Data extracted from a collection:
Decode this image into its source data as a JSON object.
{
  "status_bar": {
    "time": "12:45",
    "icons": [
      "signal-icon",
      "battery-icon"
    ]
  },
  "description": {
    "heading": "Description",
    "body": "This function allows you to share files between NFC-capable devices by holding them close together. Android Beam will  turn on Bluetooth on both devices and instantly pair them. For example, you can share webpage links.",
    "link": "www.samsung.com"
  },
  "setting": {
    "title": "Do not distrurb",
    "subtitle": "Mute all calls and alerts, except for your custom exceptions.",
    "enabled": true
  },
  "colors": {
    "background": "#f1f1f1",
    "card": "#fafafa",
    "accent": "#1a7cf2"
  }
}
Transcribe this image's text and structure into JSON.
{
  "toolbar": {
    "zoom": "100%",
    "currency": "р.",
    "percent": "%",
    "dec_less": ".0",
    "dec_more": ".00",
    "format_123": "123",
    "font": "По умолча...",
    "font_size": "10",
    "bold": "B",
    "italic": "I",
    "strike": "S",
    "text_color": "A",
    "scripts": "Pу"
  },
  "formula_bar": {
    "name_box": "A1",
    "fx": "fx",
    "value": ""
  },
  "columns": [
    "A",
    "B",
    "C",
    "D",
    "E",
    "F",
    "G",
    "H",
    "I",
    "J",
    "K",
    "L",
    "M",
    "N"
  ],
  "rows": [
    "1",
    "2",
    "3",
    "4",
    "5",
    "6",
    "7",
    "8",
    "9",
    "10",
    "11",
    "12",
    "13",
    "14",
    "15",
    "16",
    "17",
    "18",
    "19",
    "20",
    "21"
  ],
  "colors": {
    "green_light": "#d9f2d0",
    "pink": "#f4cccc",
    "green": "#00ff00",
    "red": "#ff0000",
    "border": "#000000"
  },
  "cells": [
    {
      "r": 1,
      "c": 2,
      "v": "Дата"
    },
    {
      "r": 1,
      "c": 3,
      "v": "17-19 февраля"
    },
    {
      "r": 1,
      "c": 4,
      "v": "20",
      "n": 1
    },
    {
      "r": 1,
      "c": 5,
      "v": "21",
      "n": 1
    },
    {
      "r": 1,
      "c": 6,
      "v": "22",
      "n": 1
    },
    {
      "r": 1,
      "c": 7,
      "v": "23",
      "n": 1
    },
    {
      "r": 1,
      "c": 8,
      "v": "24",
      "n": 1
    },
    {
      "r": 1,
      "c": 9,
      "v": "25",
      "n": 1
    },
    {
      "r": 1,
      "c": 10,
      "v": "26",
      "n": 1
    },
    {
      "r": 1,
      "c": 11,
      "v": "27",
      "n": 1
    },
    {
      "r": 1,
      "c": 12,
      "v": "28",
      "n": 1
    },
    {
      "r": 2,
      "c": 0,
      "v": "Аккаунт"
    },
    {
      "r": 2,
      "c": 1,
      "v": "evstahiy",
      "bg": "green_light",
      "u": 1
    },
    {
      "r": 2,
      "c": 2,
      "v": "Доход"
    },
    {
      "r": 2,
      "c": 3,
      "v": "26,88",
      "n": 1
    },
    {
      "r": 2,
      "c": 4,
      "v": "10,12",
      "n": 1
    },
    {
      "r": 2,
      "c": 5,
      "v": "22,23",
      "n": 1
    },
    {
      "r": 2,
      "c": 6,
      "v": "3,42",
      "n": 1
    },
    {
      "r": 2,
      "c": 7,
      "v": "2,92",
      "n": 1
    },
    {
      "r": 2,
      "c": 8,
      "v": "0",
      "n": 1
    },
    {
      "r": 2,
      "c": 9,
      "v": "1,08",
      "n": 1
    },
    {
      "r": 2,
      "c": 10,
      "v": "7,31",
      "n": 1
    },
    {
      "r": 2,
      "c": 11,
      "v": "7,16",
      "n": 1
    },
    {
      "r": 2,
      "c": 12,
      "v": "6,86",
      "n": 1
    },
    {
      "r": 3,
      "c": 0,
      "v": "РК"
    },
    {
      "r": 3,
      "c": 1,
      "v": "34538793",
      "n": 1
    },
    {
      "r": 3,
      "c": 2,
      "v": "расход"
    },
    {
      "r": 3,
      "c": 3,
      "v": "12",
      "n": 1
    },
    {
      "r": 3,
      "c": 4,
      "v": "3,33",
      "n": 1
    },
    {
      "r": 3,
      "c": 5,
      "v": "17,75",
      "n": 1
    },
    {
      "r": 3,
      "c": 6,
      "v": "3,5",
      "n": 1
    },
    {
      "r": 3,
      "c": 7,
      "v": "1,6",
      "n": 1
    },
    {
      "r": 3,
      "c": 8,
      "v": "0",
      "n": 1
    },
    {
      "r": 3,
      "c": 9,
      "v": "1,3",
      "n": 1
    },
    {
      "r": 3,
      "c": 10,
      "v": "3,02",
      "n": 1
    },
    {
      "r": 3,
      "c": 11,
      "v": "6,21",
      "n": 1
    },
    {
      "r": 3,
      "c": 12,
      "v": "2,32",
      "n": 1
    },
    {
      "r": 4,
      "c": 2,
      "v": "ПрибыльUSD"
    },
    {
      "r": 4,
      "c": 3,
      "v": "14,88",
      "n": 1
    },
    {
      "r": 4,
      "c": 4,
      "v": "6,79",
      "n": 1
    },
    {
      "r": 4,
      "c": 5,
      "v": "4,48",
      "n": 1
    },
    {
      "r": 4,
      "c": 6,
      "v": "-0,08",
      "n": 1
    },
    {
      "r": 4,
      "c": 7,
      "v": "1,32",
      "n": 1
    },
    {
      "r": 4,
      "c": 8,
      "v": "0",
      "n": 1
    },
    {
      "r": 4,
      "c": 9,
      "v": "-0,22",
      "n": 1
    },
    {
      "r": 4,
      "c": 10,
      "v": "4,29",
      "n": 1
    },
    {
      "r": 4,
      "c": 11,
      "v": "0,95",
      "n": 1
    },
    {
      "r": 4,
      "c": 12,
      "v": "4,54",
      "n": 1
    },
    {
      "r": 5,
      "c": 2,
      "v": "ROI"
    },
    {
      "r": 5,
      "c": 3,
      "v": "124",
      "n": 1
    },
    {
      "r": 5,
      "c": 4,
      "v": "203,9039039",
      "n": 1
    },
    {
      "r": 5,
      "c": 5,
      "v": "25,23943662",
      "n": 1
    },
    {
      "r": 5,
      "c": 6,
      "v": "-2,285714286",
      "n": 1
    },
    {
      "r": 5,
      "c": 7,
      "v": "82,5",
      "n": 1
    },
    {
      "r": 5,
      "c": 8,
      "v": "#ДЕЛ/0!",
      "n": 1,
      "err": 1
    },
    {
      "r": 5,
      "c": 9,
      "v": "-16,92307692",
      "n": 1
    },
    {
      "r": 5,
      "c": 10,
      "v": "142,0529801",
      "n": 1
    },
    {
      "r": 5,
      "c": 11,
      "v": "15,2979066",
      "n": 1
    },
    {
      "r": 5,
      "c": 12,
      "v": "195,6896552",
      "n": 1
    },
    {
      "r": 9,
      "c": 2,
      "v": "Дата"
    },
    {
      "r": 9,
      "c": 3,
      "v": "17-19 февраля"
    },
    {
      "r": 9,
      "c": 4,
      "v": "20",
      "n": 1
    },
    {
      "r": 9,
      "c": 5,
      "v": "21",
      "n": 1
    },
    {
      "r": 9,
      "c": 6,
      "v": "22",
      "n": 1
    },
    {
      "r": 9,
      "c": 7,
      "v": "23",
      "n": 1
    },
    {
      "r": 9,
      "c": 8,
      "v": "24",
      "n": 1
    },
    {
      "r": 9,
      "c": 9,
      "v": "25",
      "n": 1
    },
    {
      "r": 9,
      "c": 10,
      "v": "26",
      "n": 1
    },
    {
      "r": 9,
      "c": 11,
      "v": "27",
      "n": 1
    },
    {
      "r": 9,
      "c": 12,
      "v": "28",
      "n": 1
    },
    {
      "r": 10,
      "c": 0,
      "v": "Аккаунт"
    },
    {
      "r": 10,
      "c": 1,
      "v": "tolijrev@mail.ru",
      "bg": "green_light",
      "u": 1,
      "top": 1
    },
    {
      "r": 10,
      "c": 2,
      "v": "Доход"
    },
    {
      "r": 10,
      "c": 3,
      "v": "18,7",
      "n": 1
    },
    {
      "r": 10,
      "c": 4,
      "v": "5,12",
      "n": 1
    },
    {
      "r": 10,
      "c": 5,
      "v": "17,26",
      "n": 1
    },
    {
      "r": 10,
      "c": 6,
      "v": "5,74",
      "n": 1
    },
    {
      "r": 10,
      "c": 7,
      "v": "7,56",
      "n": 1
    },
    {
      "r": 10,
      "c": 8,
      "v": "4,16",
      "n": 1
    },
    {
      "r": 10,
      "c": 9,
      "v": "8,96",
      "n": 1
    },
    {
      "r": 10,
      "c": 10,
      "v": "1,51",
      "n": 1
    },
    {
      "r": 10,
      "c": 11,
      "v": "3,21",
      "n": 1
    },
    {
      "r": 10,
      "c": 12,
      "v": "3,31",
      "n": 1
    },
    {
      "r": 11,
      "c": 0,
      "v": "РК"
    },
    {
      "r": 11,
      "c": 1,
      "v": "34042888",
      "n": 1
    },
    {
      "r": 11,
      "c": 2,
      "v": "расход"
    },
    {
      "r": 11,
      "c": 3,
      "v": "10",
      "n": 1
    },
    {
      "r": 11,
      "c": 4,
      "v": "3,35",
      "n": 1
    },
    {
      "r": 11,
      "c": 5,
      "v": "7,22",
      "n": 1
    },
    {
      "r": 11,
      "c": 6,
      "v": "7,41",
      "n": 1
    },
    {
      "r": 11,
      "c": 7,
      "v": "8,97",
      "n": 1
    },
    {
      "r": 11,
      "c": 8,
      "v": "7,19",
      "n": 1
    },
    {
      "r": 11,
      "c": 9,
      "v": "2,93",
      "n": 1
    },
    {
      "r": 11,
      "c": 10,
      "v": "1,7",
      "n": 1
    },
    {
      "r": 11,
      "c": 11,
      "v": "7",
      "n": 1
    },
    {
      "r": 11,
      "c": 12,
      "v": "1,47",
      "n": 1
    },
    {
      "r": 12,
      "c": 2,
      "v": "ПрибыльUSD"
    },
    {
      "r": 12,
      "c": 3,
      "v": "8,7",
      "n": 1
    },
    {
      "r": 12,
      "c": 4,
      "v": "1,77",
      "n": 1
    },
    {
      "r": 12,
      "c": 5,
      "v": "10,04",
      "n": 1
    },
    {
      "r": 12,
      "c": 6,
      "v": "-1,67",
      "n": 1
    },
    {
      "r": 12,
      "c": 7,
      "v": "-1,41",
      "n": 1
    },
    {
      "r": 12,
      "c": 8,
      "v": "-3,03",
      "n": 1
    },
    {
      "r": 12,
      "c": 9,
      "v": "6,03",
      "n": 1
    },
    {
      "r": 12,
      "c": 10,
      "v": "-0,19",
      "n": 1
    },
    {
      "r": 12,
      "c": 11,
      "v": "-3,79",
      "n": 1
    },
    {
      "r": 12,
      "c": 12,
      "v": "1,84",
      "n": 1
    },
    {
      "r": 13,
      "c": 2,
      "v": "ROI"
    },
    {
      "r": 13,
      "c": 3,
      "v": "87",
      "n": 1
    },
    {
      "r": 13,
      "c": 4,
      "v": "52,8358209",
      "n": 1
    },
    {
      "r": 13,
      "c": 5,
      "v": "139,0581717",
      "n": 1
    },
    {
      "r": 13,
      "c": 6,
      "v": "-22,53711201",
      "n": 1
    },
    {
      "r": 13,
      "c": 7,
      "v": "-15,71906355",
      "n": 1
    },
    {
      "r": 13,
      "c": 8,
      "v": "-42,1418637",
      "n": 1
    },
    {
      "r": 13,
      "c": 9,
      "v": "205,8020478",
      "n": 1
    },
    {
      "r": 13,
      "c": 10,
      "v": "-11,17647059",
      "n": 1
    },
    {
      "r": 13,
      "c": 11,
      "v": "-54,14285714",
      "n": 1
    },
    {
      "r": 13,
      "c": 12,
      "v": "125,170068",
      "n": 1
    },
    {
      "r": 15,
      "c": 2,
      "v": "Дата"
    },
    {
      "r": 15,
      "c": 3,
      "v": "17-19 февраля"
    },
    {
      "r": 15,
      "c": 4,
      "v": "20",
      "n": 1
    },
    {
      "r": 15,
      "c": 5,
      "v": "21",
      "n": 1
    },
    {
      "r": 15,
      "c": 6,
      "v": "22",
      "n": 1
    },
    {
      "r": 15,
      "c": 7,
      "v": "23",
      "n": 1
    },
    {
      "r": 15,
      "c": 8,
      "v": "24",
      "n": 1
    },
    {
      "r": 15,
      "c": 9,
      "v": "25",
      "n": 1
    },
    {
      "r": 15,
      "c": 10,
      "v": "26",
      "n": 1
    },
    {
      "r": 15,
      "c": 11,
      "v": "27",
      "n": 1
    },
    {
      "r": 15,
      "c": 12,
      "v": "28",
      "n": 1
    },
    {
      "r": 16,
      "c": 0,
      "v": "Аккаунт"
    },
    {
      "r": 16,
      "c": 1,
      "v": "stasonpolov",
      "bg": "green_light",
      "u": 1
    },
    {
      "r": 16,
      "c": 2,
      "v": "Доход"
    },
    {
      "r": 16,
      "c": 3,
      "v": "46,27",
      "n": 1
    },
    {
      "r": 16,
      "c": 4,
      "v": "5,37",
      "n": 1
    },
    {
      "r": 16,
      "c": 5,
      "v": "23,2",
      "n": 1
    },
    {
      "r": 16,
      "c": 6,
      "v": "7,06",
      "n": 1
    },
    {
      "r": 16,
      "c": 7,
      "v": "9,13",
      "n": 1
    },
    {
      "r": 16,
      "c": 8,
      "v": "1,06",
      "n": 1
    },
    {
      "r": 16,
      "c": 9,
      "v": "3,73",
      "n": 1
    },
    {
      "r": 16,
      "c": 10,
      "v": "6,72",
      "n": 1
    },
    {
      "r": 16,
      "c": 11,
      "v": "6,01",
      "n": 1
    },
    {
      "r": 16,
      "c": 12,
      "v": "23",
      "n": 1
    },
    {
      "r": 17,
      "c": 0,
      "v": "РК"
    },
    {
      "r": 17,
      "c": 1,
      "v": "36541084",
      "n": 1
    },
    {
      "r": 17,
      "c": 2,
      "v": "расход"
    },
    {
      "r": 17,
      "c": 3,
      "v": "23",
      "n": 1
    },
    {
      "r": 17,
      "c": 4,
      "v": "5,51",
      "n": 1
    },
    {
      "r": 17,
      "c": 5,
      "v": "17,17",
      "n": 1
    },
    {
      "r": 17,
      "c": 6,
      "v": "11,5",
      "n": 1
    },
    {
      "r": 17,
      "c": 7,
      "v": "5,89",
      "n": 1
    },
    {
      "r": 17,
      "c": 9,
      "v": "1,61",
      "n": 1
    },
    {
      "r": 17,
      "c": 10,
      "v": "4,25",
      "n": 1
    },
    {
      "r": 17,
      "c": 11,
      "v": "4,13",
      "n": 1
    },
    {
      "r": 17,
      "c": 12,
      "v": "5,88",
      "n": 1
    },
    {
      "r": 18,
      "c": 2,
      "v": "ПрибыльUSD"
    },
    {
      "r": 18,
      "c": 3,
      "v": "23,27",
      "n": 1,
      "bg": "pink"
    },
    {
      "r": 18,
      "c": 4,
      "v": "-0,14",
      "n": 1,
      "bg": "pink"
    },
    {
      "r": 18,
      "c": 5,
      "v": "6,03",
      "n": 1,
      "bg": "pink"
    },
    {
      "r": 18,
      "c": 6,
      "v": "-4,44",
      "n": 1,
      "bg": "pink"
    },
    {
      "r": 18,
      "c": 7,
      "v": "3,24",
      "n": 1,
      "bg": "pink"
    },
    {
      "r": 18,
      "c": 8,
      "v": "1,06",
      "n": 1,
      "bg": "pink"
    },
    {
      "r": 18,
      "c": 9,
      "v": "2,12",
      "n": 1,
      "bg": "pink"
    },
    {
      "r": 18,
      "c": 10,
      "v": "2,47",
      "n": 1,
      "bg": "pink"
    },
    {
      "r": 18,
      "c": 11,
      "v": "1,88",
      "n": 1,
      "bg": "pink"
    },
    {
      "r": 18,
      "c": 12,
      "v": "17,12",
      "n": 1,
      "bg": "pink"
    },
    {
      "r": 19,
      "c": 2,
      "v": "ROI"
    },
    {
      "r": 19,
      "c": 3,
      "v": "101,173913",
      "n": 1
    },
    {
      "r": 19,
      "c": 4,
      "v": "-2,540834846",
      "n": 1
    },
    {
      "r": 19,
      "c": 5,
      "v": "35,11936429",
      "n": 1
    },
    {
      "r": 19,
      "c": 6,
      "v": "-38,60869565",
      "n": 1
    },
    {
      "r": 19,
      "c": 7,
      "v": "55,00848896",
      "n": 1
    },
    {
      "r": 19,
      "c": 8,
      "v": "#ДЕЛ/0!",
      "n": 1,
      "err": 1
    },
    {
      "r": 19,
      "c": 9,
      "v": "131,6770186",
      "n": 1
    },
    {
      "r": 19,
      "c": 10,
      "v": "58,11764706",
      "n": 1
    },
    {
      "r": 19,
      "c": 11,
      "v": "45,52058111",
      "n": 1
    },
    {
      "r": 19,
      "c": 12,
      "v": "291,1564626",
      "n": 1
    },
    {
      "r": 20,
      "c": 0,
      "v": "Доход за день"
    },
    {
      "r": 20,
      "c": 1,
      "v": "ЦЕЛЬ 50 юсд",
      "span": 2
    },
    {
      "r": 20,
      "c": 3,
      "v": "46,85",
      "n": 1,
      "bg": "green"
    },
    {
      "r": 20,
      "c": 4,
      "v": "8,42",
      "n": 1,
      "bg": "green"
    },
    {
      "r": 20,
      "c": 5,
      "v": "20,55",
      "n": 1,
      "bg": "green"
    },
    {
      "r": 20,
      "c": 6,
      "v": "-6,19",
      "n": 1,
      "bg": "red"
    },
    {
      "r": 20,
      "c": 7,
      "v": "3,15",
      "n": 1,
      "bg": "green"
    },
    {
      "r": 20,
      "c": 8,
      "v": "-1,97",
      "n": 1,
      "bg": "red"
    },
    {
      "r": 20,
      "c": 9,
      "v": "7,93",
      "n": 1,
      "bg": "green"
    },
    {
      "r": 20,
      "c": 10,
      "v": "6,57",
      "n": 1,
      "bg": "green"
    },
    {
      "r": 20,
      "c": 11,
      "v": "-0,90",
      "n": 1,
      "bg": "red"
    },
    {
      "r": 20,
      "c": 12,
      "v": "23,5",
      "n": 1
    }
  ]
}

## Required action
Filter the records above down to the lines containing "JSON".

## Answer for this exercise
Decode this image into its source data as a JSON object.
Transcribe this image's text and structure into JSON.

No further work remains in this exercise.